What Is Periodontal Disease?
Periodontal, “around the tooth,” refers to infection and inflammation of the gums, ligaments, or bone surrounding your teeth. The severity of periodontal disease can vary. Gingivitis is one of the early phases, where the infection only affects your gums, causing them to swell, get red, and occasionally bleed. If detected early enough, gingivitis is curable, and its effects can be reversed.
What Are The Causes Of Periodontal Disease?
- Plaque, a thick layer of bacteria that builds up on gums and teeth and is removed every day by brushing, flossing, and rinsing, is the primary factor in the development of gum disease.
- Smoking disrupts the natural functioning of the cells in your gum tissue, leaving your mouth more susceptible to diseases like gum disease.
- Some medications may cause adverse effects that decrease saliva flow and production, leaving you with a dry mouth and making it easier for bacteria to spread.
- Teeth frequently rotate, overlap, or become crooked. However, because misalignments increase the number of areas where plaque can accumulate and damage your teeth and gums, a crowded mouth can be a breeding ground for gum disease.
What Are The Reasons For Tooth Extraction?
- The most frequent cause of tooth removal is tooth decay. A root canal infection occurs when the germs reach the tooth’s pulp or center. The extent of the condition and damage increases as the patient continues without therapy. Our oral surgeons may advise extraction and tooth restoration if the decay has reached the point where saving the tooth is no longer an option.

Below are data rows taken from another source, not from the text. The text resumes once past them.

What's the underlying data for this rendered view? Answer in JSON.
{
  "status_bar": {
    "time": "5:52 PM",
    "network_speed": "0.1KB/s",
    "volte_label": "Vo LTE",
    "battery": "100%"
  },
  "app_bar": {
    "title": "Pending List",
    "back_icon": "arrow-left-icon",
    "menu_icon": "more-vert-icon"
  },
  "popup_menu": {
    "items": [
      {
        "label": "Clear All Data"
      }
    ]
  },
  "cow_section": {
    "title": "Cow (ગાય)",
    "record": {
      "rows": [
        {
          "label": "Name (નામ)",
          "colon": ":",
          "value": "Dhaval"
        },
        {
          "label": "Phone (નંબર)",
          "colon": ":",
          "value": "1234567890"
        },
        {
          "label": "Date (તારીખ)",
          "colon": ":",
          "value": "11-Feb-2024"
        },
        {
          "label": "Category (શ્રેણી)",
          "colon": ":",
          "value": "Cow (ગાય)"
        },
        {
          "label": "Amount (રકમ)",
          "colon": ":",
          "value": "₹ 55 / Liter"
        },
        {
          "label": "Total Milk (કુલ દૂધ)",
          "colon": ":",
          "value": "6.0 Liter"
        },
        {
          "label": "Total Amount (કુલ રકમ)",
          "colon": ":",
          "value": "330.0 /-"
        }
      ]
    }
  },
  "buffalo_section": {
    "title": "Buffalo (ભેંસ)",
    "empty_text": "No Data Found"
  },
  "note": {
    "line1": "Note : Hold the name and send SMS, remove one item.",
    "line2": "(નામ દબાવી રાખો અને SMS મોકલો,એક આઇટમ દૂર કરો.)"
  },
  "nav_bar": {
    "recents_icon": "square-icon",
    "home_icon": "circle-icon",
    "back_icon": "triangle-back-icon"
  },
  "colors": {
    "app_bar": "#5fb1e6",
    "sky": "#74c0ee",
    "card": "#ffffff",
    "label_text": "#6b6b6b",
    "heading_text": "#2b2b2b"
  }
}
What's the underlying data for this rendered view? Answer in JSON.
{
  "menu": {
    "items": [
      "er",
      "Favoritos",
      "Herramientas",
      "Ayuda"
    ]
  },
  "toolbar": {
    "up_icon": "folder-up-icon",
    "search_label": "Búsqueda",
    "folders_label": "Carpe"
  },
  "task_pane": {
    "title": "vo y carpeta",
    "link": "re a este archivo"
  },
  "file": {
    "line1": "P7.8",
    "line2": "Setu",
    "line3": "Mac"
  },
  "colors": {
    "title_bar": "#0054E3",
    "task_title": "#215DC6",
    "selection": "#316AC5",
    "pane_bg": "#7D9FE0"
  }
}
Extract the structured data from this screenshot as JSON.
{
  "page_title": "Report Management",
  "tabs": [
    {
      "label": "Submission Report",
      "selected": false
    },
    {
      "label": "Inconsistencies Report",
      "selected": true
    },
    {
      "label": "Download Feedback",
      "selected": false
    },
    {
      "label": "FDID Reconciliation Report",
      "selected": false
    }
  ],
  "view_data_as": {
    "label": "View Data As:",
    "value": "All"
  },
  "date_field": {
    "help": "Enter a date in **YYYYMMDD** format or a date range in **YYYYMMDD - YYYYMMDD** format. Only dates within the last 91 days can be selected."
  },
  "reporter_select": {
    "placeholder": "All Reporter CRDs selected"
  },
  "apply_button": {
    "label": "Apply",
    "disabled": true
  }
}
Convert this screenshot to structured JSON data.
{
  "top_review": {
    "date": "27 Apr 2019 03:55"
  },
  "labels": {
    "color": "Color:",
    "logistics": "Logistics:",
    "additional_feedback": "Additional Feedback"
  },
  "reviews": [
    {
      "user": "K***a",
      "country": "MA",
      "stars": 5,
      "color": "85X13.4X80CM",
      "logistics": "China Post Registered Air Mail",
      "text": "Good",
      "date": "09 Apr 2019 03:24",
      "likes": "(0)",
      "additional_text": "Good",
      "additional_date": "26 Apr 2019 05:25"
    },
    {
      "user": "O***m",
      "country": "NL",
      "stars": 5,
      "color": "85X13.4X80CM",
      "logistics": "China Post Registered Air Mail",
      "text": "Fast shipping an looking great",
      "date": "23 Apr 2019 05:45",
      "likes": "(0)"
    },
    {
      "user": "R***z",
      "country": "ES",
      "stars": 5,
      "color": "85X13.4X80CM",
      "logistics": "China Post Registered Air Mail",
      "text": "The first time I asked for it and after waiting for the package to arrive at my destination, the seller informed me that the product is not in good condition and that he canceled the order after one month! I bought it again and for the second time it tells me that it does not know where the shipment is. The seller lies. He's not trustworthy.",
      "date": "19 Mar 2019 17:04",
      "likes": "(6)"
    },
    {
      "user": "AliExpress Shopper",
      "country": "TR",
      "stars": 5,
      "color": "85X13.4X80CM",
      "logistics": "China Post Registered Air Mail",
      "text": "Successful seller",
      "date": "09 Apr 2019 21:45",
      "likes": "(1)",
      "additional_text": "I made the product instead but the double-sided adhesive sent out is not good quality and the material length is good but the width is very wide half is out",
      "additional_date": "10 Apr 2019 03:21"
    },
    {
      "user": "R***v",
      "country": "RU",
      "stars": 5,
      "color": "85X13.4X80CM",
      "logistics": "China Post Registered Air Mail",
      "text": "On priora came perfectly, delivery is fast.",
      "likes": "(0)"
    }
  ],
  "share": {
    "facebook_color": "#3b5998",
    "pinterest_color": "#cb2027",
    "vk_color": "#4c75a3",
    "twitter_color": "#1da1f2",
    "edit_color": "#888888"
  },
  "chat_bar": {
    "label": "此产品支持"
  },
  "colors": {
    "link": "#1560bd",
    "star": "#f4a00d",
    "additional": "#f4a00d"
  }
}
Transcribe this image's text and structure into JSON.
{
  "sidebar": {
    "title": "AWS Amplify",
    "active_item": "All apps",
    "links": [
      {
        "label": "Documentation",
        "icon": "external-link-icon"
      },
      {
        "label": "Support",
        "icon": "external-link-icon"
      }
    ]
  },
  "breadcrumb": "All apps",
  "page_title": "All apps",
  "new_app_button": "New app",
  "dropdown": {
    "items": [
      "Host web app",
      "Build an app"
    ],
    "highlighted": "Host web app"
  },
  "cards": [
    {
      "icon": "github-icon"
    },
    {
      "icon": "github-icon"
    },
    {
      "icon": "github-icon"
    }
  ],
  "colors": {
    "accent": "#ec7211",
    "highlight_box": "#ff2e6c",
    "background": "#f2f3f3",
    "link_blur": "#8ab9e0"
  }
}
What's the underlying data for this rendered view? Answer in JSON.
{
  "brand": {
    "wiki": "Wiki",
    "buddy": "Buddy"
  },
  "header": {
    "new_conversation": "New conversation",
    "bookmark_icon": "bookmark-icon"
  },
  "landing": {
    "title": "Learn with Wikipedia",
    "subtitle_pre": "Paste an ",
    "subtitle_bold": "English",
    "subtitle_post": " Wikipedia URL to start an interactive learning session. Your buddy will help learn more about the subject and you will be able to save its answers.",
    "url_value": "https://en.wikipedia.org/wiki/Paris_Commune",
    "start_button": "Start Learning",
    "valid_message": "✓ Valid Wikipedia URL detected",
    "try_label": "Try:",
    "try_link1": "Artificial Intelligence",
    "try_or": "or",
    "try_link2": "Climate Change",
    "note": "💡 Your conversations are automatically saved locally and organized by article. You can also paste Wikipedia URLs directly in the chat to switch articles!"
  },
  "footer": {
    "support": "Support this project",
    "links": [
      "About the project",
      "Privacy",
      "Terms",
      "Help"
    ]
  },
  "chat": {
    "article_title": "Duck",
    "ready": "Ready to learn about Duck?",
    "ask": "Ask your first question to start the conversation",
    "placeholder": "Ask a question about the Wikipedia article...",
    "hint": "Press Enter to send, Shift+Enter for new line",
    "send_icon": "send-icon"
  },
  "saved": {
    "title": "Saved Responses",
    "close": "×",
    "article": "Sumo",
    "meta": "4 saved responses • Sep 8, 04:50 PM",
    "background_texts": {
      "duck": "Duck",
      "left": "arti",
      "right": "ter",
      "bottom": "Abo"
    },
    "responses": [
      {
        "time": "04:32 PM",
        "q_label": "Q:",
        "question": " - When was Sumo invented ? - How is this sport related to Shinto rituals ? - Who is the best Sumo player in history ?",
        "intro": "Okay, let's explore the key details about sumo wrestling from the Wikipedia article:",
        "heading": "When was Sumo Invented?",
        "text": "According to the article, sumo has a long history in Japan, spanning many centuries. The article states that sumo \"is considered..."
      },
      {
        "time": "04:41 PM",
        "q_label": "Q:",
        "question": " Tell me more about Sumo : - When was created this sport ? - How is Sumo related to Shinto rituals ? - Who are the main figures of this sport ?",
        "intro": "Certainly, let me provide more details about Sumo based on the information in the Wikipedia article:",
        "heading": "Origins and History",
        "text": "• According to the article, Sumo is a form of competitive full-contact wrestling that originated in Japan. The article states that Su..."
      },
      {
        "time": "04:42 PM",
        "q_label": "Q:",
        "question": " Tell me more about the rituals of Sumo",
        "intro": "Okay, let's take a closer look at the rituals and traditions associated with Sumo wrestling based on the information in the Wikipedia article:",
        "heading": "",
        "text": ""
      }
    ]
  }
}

- The orthodontic treatment plan for a patient may include tooth extraction. The orthodontist may advise the removal of permanent teeth if the patient’s teeth are incredibly crowded.
- Untreated gum disease can harm teeth just as much as tooth decay does. Gum tissue, ligaments, and the bone that supports the teeth deteriorate in the advanced stages of gum disease. The teeth grow loose when their supporting structures degenerate. The teeth may eventually need to be extracted in addition to receiving gum disease and tooth replacement therapy, or gum disease may eventually cause the teeth to fall out on their own.
- On impacted teeth, tooth extraction and wisdom teeth removal can be done.
- If a tooth fractures at or close to the gum line, there might not be enough visible tooth structure left to attach a dental crown. The tooth may need to be extracted in certain circumstances.
Will Tooth Extraction Cure Periodontal Disease?
It is crucial to realize that tooth extractions do not effectively treat or cure gum disease. However, extractions could be essential to your comprehensive treatment strategy to restore oral health. Gum disease is an infection of the gums rather than a tooth infection. If the tissue surrounding the teeth has been severely harmed by gum disease, extractions may be required. In such circumstances, the gums and bones that support the teeth may recede to the point where your teeth become loose. Food may be challenging for you to chew, and it will be simpler than ever for bacteria and food particles to gather in the spaces between your teeth and gums. Removing the teeth can improve your comfort and serve as a first step in the fight against gum disease.
The bacteria that cause gum disease release toxins that eventually harm the teeth’s supporting gums and bones. As a result, the afflicted tissues and bones become looser, leading to tooth loss and possibly the need for extraction. Contact our dental office for more information on tooth extractions and periodontal treatment.